• _Brief_
Since pictures are not wanted, repeat only the text of the records, word for word.

Data to process section start

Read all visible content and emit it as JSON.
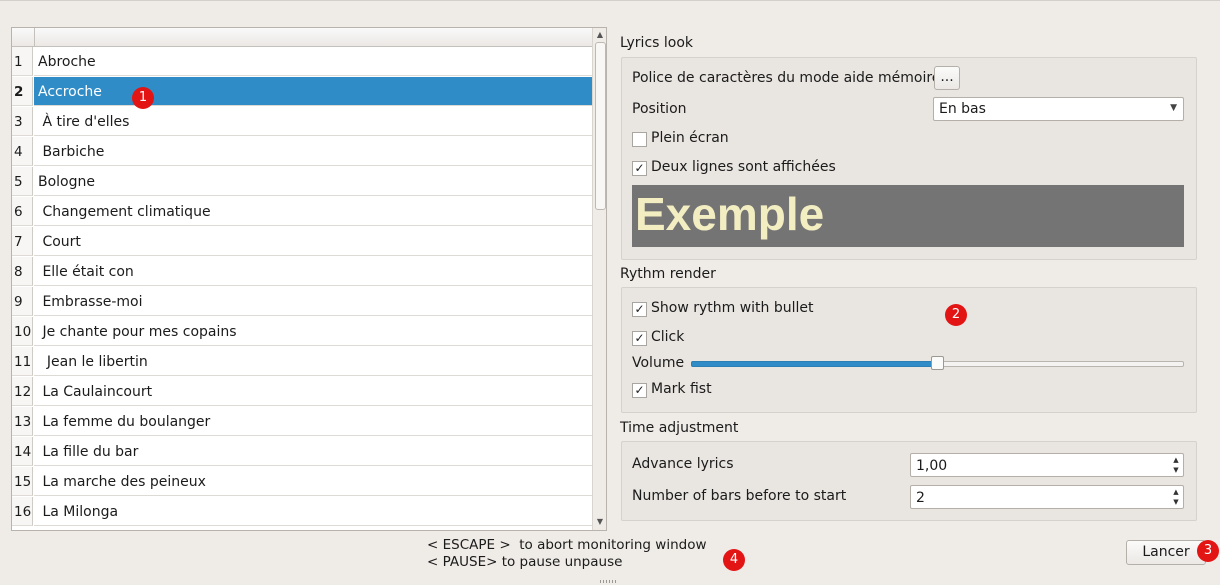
{
  "songs": [
    {
      "num": "1",
      "title": "Abroche"
    },
    {
      "num": "2",
      "title": "Accroche"
    },
    {
      "num": "3",
      "title": " À tire d'elles"
    },
    {
      "num": "4",
      "title": " Barbiche"
    },
    {
      "num": "5",
      "title": "Bologne"
    },
    {
      "num": "6",
      "title": " Changement climatique"
    },
    {
      "num": "7",
      "title": " Court"
    },
    {
      "num": "8",
      "title": " Elle était con"
    },
    {
      "num": "9",
      "title": " Embrasse-moi"
    },
    {
      "num": "10",
      "title": " Je chante pour mes copains"
    },
    {
      "num": "11",
      "title": "  Jean le libertin"
    },
    {
      "num": "12",
      "title": " La Caulaincourt"
    },
    {
      "num": "13",
      "title": " La femme du boulanger"
    },
    {
      "num": "14",
      "title": " La fille du bar"
    },
    {
      "num": "15",
      "title": " La marche des peineux"
    },
    {
      "num": "16",
      "title": " La Milonga"
    }
  ],
  "selected_song_index": 2,
  "lyrics_look": {
    "title": "Lyrics look",
    "font_label": "Police de caractères du mode aide mémoire",
    "font_button": "...",
    "position_label": "Position",
    "position_value": "En bas",
    "fullscreen_label": "Plein écran",
    "fullscreen_checked": false,
    "two_lines_label": "Deux lignes sont affichées",
    "two_lines_checked": true,
    "preview_text": "Exemple",
    "preview_bg": "#747474",
    "preview_fg": "#f3edc2"
  },
  "rhythm_render": {
    "title": "Rythm render",
    "show_bullet_label": "Show rythm with bullet",
    "show_bullet_checked": true,
    "click_label": "Click",
    "click_checked": true,
    "volume_label": "Volume",
    "volume_fraction": 0.5,
    "mark_fist_label": "Mark fist",
    "mark_fist_checked": true
  },
  "time_adjustment": {
    "title": "Time adjustment",
    "advance_label": "Advance lyrics",
    "advance_value": "1,00",
    "bars_label": "Number of bars before to start",
    "bars_value": "2"
  },
  "hints": {
    "line1": "< ESCAPE >  to abort monitoring window",
    "line2": "< PAUSE> to pause unpause"
  },
  "launch_button": "Lancer",
  "badges": {
    "b1": "1",
    "b2": "2",
    "b3": "3",
    "b4": "4"
  },
  "accent_color": "#308cc6",
  "badge_color": "#e31414",
  "icons": {
    "check": "✓",
    "up": "▲",
    "down": "▼"
  }
}
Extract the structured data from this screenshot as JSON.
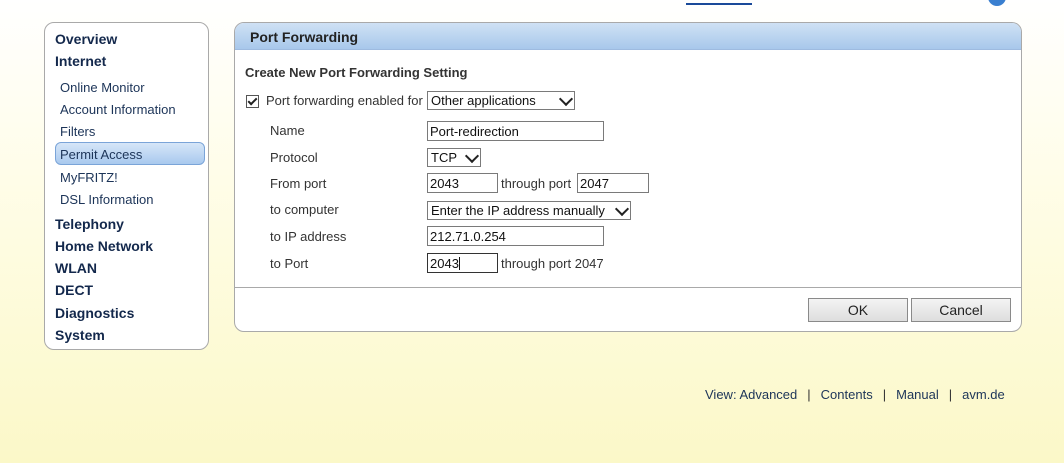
{
  "top_nav": {
    "items": [
      "",
      "",
      "",
      ""
    ]
  },
  "sidebar": {
    "main_items": [
      {
        "label": "Overview"
      },
      {
        "label": "Internet"
      },
      {
        "label": "Telephony"
      },
      {
        "label": "Home Network"
      },
      {
        "label": "WLAN"
      },
      {
        "label": "DECT"
      },
      {
        "label": "Diagnostics"
      },
      {
        "label": "System"
      }
    ],
    "internet_sub_items": [
      {
        "label": "Online Monitor"
      },
      {
        "label": "Account Information"
      },
      {
        "label": "Filters"
      },
      {
        "label": "Permit Access",
        "selected": true
      },
      {
        "label": "MyFRITZ!"
      },
      {
        "label": "DSL Information"
      }
    ]
  },
  "panel": {
    "title": "Port Forwarding",
    "section_title": "Create New Port Forwarding Setting",
    "enable_label": "Port forwarding enabled for",
    "enable_checked": true,
    "enable_for_value": "Other applications",
    "fields": {
      "name_label": "Name",
      "name_value": "Port-redirection",
      "protocol_label": "Protocol",
      "protocol_value": "TCP",
      "from_port_label": "From port",
      "from_port_value": "2043",
      "through_port_label": "through port",
      "through_port_value": "2047",
      "to_computer_label": "to computer",
      "to_computer_value": "Enter the IP address manually",
      "to_ip_label": "to IP address",
      "to_ip_value": "212.71.0.254",
      "to_port_label": "to Port",
      "to_port_value": "2043",
      "to_through_port_text": "through port 2047"
    },
    "ok_label": "OK",
    "cancel_label": "Cancel"
  },
  "footer": {
    "view_label": "View: Advanced",
    "contents_label": "Contents",
    "manual_label": "Manual",
    "site_label": "avm.de",
    "separator": "|"
  },
  "colors": {
    "header_blue": "#a8c8eb",
    "nav_text": "#13284c",
    "background_yellow": "#fbf8c8"
  }
}
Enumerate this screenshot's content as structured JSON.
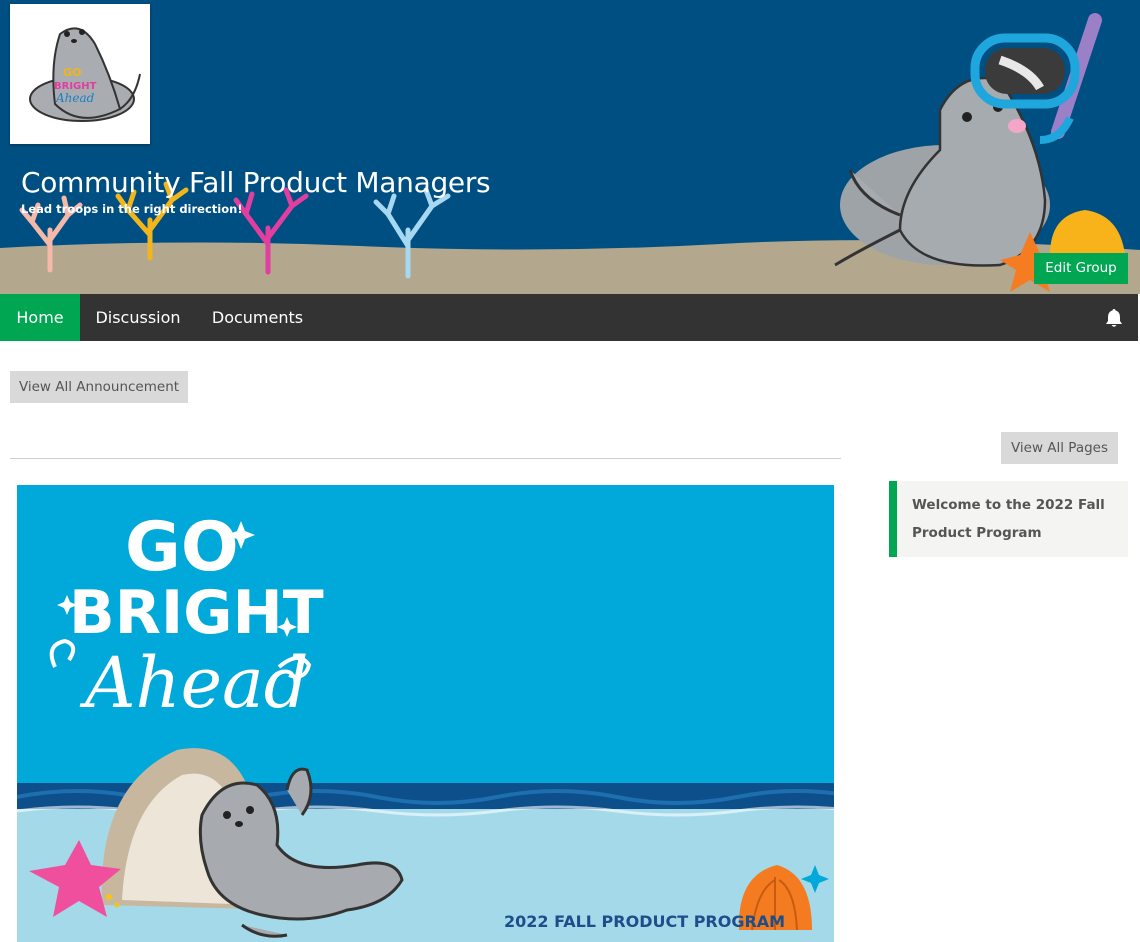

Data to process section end

• _Exercise response_
Read all visible content and emit it as JSON.
{
  "songs": [
    {
      "num": "1",
      "title": "Abroche"
    },
    {
      "num": "2",
      "title": "Accroche"
    },
    {
      "num": "3",
      "title": " À tire d'elles"
    },
    {
      "num": "4",
      "title": " Barbiche"
    },
    {
      "num": "5",
      "title": "Bologne"
    },
    {
      "num": "6",
      "title": " Changement climatique"
    },
    {
      "num": "7",
      "title": " Court"
    },
    {
      "num": "8",
      "title": " Elle était con"
    },
    {
      "num": "9",
      "title": " Embrasse-moi"
    },
    {
      "num": "10",
      "title": " Je chante pour mes copains"
    },
    {
      "num": "11",
      "title": "  Jean le libertin"
    },
    {
      "num": "12",
      "title": " La Caulaincourt"
    },
    {
      "num": "13",
      "title": " La femme du boulanger"
    },
    {
      "num": "14",
      "title": " La fille du bar"
    },
    {
      "num": "15",
      "title": " La marche des peineux"
    },
    {
      "num": "16",
      "title": " La Milonga"
    }
  ],
  "selected_song_index": 2,
  "lyrics_look": {
    "title": "Lyrics look",
    "font_label": "Police de caractères du mode aide mémoire",
    "font_button": "...",
    "position_label": "Position",
    "position_value": "En bas",
    "fullscreen_label": "Plein écran",
    "fullscreen_checked": false,
    "two_lines_label": "Deux lignes sont affichées",
    "two_lines_checked": true,
    "preview_text": "Exemple",
    "preview_bg": "#747474",
    "preview_fg": "#f3edc2"
  },
  "rhythm_render": {
    "title": "Rythm render",
    "show_bullet_label": "Show rythm with bullet",
    "show_bullet_checked": true,
    "click_label": "Click",
    "click_checked": true,
    "volume_label": "Volume",
    "volume_fraction": 0.5,
    "mark_fist_label": "Mark fist",
    "mark_fist_checked": true
  },
  "time_adjustment": {
    "title": "Time adjustment",
    "advance_label": "Advance lyrics",
    "advance_value": "1,00",
    "bars_label": "Number of bars before to start",
    "bars_value": "2"
  },
  "hints": {
    "line1": "< ESCAPE >  to abort monitoring window",
    "line2": "< PAUSE> to pause unpause"
  },
  "launch_button": "Lancer",
  "badges": {
    "b1": "1",
    "b2": "2",
    "b3": "3",
    "b4": "4"
  },
  "accent_color": "#308cc6",
  "badge_color": "#e31414",
  "icons": {
    "check": "✓",
    "up": "▲",
    "down": "▼"
  }
}
Extract the structured data from this screenshot as JSON.
{
  "top_nav": {
    "items": [
      "",
      "",
      "",
      ""
    ]
  },
  "sidebar": {
    "main_items": [
      {
        "label": "Overview"
      },
      {
        "label": "Internet"
      },
      {
        "label": "Telephony"
      },
      {
        "label": "Home Network"
      },
      {
        "label": "WLAN"
      },
      {
        "label": "DECT"
      },
      {
        "label": "Diagnostics"
      },
      {
        "label": "System"
      }
    ],
    "internet_sub_items": [
      {
        "label": "Online Monitor"
      },
      {
        "label": "Account Information"
      },
      {
        "label": "Filters"
      },
      {
        "label": "Permit Access",
        "selected": true
      },
      {
        "label": "MyFRITZ!"
      },
      {
        "label": "DSL Information"
      }
    ]
  },
  "panel": {
    "title": "Port Forwarding",
    "section_title": "Create New Port Forwarding Setting",
    "enable_label": "Port forwarding enabled for",
    "enable_checked": true,
    "enable_for_value": "Other applications",
    "fields": {
      "name_label": "Name",
      "name_value": "Port-redirection",
      "protocol_label": "Protocol",
      "protocol_value": "TCP",
      "from_port_label": "From port",
      "from_port_value": "2043",
      "through_port_label": "through port",
      "through_port_value": "2047",
      "to_computer_label": "to computer",
      "to_computer_value": "Enter the IP address manually",
      "to_ip_label": "to IP address",
      "to_ip_value": "212.71.0.254",
      "to_port_label": "to Port",
      "to_port_value": "2043",
      "to_through_port_text": "through port 2047"
    },
    "ok_label": "OK",
    "cancel_label": "Cancel"
  },
  "footer": {
    "view_label": "View: Advanced",
    "contents_label": "Contents",
    "manual_label": "Manual",
    "site_label": "avm.de",
    "separator": "|"
  },
  "colors": {
    "header_blue": "#a8c8eb",
    "nav_text": "#13284c",
    "background_yellow": "#fbf8c8"
  }
}
Enumerate this screenshot's content as structured JSON.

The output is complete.